    Law enforcement – Profit retention consultation
    ECO – Environmental Concierge of Opportunity
    Enforcement action – Compliance opportunity
    Consent order – Agreement opportunity
    Fine – Donation opportunity
    Remediation – Beautification opportunity

  5. Nan Plantier says:

    Hi Dave,

    Great article! Just a little correction for the record though. DEC was in existence before 1972. I was working there in May 1970 when Henry Diamond became the commissioner of the new and exciting agency.

  6. Colvin says:

    Mr. Gibson is right on target. Creating this new NYS “brand” was a huge waste of money and yet another way to demoralize state agencies which I imagine were proud of their respective logos and not consulted in advance about the change. Reminds me of the old saying “if it ain’t broke let’s fix it until it is.”

  7. Charlie Morrison says:

    This certainly appears to be a purposeful effort to destroy the individualistic identity of these agencies and further subordinate them to Governor Andrew.

    DEC was created not in 1972 but by a State enabling that took effect on July 1, 1970. Thus, by State law I was transferred to form the new agency from the State Office for Local Government where I was director of a State environmental commission, along with 500 air, water and solid waste engineers from the Health Deppartment and 2,000 Conservation Department employees.

    In 1972 the Environmental Conservation Law was codified from existing State law, as drafted by Phil Weinberg .Also in 1972 Stan Legg, formerly on State DPW-DOT staff and then Deputy Commissioner for Administration at DEC, was working on a study to support establishment of the nine DEC administrative regions as they now exist.. red a thoDOT.)

    For the first year I reported directly to DEC’s first Commissioner, Henry Louis Diamond. During that year we hired a NYC firm, I believe – I forget the name – to design the logos. We looked at a number of alternatives and very quickly selected the simple but meaningful design that served to identify and unify DEC so well for all of these years. In short order the logos was installed on the parapets of our building at 50 Wolf Road where anyone going up and down the Northway could see it.

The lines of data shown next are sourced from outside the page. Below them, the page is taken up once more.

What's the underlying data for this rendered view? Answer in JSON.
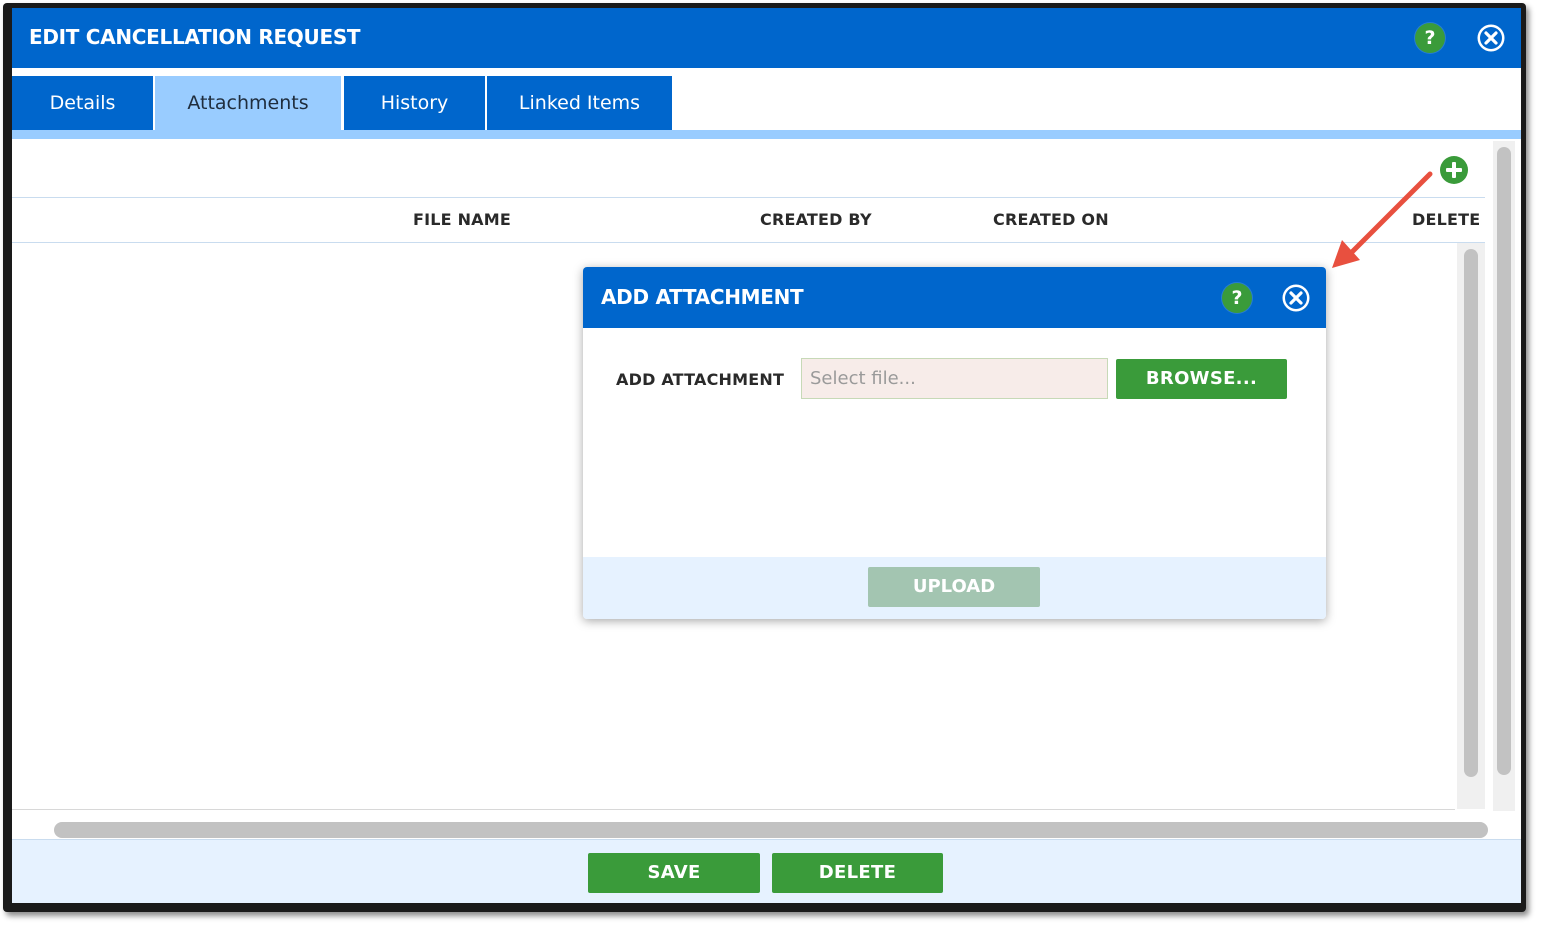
{
  "window": {
    "title": "EDIT CANCELLATION REQUEST",
    "help_icon": "question-icon",
    "help_label": "?",
    "close_icon": "close-circle-icon"
  },
  "tabs": [
    {
      "label": "Details",
      "active": false
    },
    {
      "label": "Attachments",
      "active": true
    },
    {
      "label": "History",
      "active": false
    },
    {
      "label": "Linked Items",
      "active": false
    }
  ],
  "grid": {
    "add_icon": "plus-circle-icon",
    "columns": [
      "FILE NAME",
      "CREATED BY",
      "CREATED ON",
      "DELETE"
    ],
    "rows": []
  },
  "footer": {
    "save_label": "SAVE",
    "delete_label": "DELETE"
  },
  "modal": {
    "title": "ADD ATTACHMENT",
    "help_label": "?",
    "field_label": "ADD ATTACHMENT",
    "file_placeholder": "Select file...",
    "browse_label": "BROWSE...",
    "upload_label": "UPLOAD",
    "upload_enabled": false
  },
  "colors": {
    "primary_blue": "#0066cc",
    "tab_active": "#99ccff",
    "green": "#3a9b3a",
    "disabled_green": "#a3c5b1",
    "annotation_arrow": "#e8503f"
  }
}
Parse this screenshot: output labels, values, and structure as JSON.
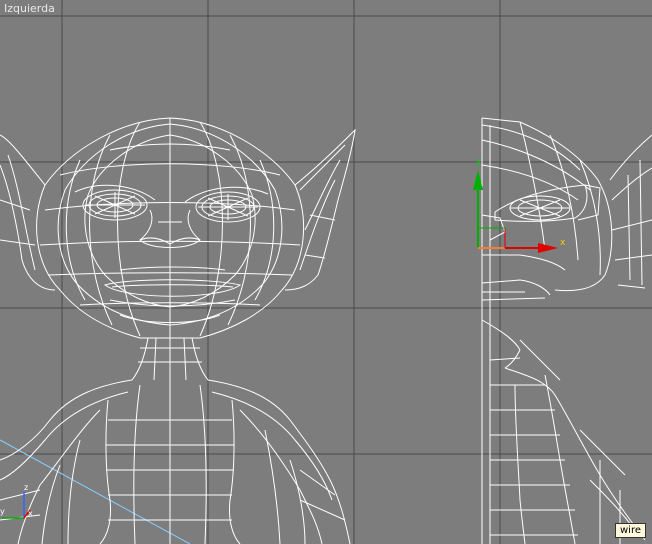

    DEC is being cut to ribbons and the gradual quiet elimination of the logos to destry the agency’s individualism is all part of its diminishment. Not that cuts at DEC are anything new. They began at the end of the Rockefeller era, as soon as the agency was born and even while all of the new environmental laws at the State and federal levels were creating added responsibilities. It was continuous but under Pataki about 850 State Purposes-funded position were lost and another 800 have been lost since then.

    Losing the logos is akin to taking down the flag and surrendering.

  8. Scott says:

    At some point we should start contemplating what the ‘Empire’ in “Empire State” really means in NYS.

  9. Wally Elton says:

    At the very least, an incredible waste of money. But I suspect this, too, will pass.

  10. common sense says:

    This is sad. Not your reporting Dave, but the loss of history and pride with these logos. I understand responsible change, but this is politics spoiling the history of many thoughtful agency banners. SUNY was the only exempt agency from what I understand…..why?

  11. roamin with broman says:

    Stupid idea by Der Kuomoczar.

  12. Marco says:

    I have mixed feelings about logos. A brand of the hapless, a symbol of hope, a statement for their hubris? I don’t know…don’t really care. I want clean water. I want clean, undeveloped land. I don’t want commercial development in my playground. I would love to know at a glance whether a piece of ground is open for hunting, fishing, hiking and camping, or, is private. It will be difficult to replace all the DEC signs, and more expensive than simply keeping the old logo. Can I then assume that anything unmarked is open? Ha…I think I’ll find trouble in my quest for a logoless ambivalence. We will see.

  13. Harley says:

    I suspect most of you are overlooking the true agenda here! What this is really about is agency consolidation and this is the first step.